» **EXERCISE REQUIREMENTS**
Collect all lines below with the string "JSON".

*** ENTRIES PROVIDED

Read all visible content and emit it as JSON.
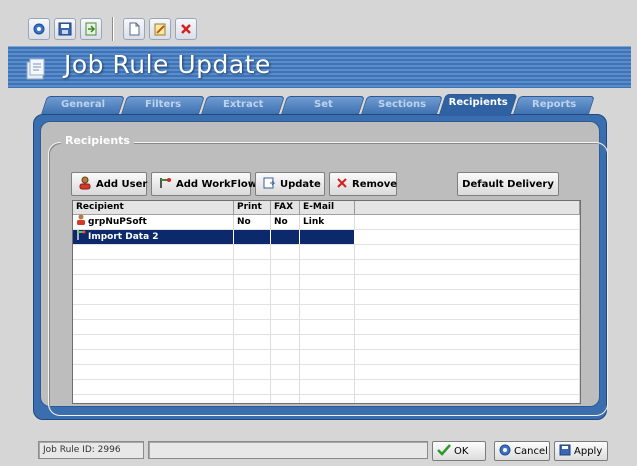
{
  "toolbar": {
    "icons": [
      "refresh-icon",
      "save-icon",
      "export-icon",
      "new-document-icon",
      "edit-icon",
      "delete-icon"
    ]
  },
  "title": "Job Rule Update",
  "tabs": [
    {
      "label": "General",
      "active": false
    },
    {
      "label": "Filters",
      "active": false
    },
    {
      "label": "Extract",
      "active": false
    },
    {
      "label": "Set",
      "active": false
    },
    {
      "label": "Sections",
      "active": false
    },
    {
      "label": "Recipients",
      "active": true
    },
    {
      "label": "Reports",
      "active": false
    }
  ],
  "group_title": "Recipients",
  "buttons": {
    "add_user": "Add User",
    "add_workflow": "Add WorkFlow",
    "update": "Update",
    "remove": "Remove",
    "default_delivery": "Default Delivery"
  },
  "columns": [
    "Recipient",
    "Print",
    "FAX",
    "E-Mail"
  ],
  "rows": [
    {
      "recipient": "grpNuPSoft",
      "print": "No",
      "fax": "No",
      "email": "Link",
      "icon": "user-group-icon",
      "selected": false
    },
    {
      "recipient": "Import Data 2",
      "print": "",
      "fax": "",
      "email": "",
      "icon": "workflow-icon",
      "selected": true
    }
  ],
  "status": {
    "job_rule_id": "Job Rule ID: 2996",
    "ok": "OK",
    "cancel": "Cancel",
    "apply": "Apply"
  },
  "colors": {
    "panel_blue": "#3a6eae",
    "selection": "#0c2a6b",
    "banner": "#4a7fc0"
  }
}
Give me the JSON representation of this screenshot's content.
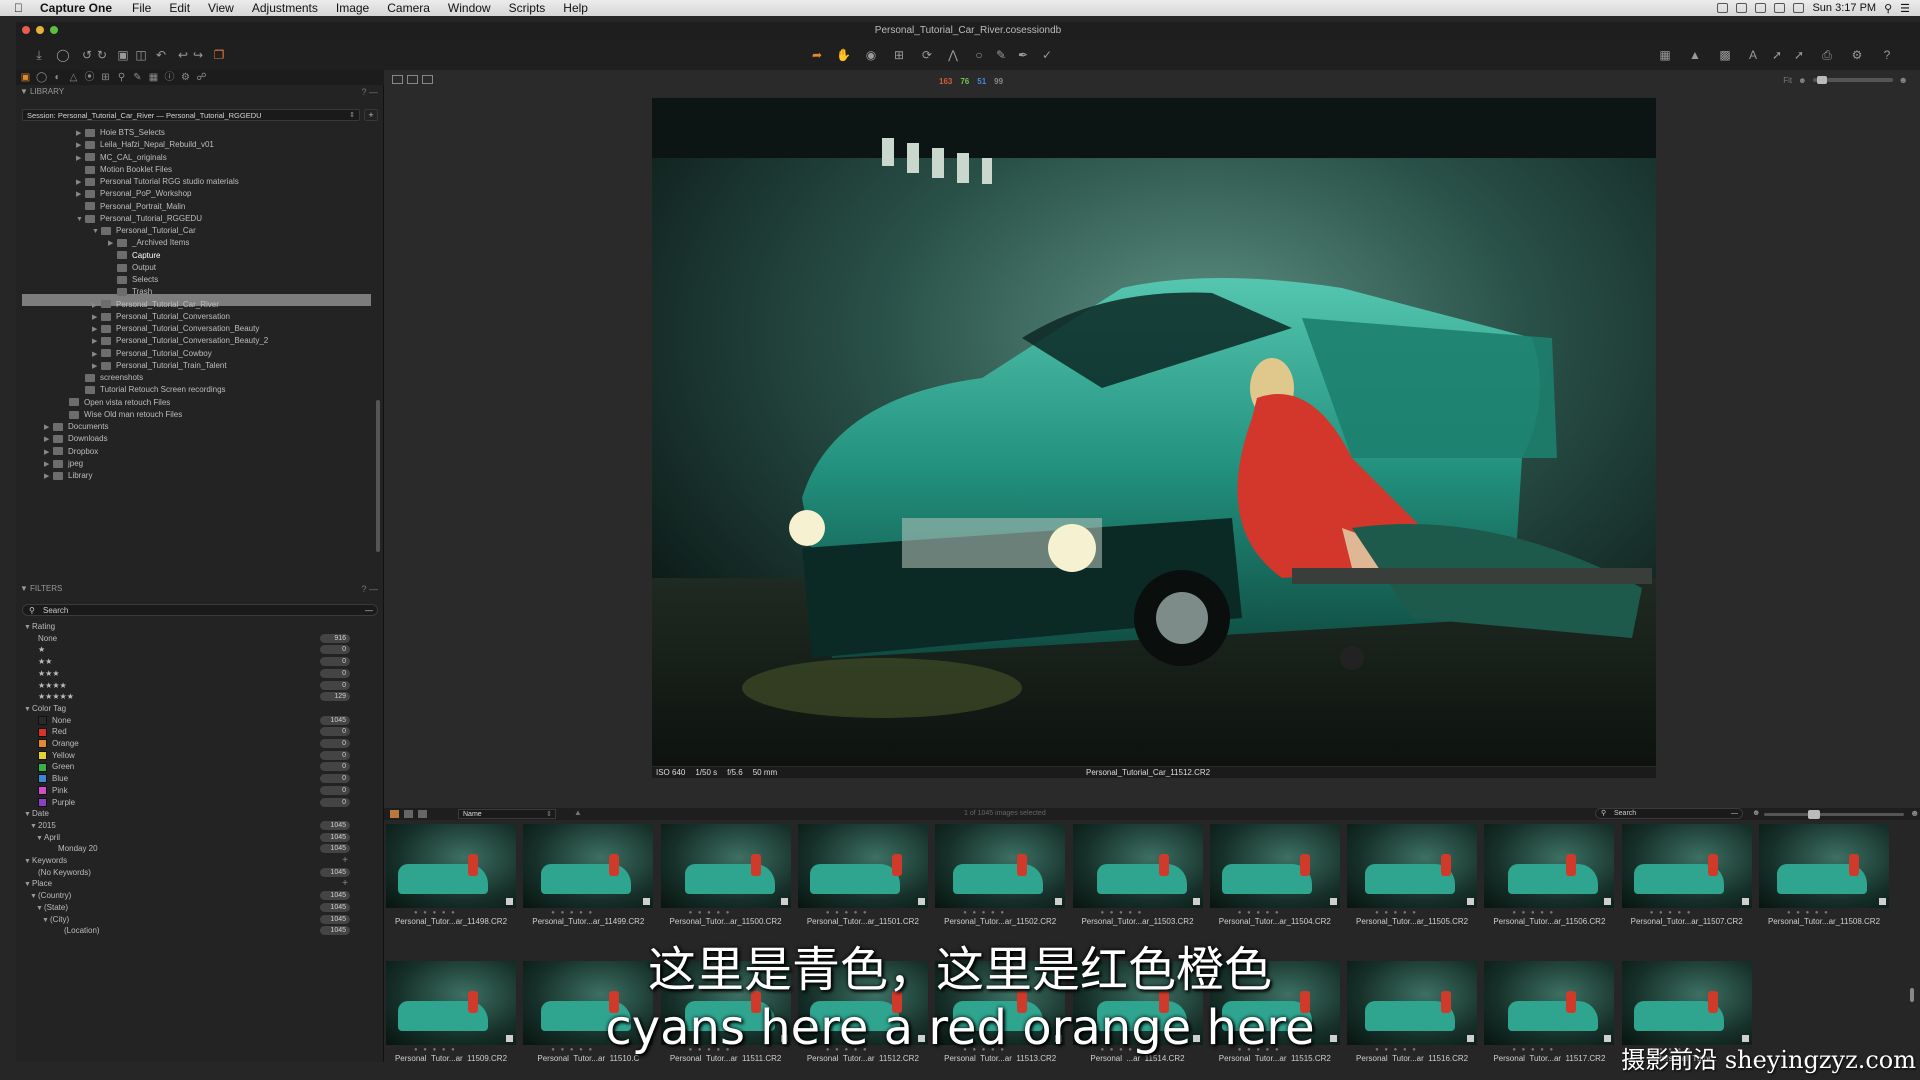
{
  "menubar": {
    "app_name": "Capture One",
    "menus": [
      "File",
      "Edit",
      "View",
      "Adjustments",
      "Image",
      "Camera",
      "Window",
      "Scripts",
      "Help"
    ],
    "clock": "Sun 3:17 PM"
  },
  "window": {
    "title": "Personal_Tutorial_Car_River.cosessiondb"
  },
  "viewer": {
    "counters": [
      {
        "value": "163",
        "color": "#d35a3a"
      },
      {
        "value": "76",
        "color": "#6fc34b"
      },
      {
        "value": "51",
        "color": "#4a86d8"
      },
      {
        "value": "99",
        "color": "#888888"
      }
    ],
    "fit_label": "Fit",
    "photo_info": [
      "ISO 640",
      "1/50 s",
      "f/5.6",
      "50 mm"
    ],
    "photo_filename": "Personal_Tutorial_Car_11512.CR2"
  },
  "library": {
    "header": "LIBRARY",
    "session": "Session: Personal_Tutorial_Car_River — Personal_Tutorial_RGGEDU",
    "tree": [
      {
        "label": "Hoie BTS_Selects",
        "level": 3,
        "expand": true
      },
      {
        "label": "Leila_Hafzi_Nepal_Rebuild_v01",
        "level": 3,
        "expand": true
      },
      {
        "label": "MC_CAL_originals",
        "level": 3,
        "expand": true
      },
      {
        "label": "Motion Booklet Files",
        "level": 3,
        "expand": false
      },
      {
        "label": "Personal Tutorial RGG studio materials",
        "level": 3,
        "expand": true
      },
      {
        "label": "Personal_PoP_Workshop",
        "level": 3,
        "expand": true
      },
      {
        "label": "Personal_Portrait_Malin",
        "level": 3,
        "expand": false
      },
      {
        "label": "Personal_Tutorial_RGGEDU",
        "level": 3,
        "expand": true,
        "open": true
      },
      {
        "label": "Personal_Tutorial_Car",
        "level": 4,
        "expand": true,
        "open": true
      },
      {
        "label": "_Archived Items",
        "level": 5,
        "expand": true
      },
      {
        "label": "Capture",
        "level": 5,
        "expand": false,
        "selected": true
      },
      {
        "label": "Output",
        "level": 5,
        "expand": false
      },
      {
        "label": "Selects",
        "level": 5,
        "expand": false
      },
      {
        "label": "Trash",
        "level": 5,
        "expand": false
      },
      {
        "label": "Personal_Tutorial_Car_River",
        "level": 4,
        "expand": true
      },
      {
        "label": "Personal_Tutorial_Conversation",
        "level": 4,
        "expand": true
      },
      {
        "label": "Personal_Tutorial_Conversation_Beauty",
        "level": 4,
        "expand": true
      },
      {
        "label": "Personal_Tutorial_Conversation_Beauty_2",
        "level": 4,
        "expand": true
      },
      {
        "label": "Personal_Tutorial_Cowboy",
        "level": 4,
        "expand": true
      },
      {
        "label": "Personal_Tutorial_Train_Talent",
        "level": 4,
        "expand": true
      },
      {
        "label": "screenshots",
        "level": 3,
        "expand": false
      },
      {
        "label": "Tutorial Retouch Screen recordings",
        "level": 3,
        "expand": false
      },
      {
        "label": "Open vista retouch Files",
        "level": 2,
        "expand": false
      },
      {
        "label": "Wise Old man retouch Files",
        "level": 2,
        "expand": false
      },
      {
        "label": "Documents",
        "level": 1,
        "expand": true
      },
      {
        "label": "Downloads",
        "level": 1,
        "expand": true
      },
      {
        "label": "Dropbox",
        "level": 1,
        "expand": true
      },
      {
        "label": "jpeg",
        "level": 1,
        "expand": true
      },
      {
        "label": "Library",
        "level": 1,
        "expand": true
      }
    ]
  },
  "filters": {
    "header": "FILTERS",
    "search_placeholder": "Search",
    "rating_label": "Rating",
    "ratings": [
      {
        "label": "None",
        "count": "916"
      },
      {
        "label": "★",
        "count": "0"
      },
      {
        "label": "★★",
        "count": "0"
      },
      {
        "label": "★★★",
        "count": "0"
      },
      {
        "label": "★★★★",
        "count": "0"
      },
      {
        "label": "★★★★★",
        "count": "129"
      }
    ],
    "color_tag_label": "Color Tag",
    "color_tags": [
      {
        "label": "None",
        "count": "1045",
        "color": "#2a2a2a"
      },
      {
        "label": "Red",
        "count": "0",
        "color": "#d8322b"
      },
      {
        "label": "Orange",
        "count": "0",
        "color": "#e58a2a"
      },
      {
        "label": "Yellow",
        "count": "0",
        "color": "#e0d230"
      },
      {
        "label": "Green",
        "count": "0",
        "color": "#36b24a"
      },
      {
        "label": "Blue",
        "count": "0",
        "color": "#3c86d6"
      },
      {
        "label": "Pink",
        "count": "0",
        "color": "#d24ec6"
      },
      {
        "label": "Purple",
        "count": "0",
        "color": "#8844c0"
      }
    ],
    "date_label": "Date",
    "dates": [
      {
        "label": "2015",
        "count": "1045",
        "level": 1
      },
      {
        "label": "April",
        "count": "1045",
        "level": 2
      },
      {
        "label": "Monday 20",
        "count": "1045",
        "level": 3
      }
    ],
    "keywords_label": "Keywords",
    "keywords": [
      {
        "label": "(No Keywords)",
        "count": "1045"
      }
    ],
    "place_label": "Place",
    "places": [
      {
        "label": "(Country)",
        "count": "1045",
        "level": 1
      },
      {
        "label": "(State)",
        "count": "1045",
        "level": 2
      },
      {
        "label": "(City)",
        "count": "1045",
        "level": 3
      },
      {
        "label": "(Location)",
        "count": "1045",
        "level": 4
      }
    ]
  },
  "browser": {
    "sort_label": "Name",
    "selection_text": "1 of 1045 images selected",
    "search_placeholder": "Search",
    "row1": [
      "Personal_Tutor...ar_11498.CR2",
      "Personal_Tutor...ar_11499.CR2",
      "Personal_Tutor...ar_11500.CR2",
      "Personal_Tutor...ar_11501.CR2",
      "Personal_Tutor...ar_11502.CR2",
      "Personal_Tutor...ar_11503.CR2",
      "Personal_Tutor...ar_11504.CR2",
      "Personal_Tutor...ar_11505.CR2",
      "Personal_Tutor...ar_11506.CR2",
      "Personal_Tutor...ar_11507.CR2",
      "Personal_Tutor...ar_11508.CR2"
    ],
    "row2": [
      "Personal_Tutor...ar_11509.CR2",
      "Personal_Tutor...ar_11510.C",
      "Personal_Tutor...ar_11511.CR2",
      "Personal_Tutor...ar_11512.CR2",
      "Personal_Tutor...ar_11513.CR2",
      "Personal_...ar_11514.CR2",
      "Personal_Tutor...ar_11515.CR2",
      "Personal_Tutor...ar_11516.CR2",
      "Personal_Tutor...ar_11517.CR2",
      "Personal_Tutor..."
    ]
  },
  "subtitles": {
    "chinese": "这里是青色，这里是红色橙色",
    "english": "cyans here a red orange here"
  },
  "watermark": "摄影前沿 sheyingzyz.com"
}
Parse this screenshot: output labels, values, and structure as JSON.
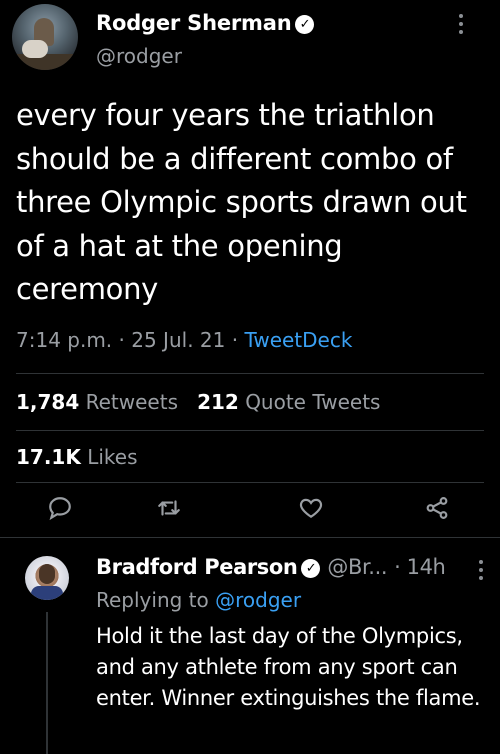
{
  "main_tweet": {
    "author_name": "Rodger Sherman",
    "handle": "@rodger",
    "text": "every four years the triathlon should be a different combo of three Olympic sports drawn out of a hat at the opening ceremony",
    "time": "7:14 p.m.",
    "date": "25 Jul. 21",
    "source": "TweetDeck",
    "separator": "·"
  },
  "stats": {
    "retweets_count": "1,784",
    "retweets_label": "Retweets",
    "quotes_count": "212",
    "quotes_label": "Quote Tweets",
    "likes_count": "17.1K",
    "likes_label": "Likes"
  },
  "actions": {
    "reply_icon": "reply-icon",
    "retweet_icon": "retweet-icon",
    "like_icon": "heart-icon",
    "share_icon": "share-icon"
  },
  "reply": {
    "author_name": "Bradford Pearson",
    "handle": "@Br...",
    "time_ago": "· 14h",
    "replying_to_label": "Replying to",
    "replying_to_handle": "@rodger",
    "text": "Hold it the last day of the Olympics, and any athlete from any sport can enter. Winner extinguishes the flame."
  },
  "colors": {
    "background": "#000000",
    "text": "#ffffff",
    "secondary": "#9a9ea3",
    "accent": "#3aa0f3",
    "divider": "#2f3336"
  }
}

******

» **RESULT OF THE TASK**
Read all visible content and emit it as JSON.
Give me the JSON representation of this screenshot's content.
Parse this screenshot: output labels, values, and structure as JSON.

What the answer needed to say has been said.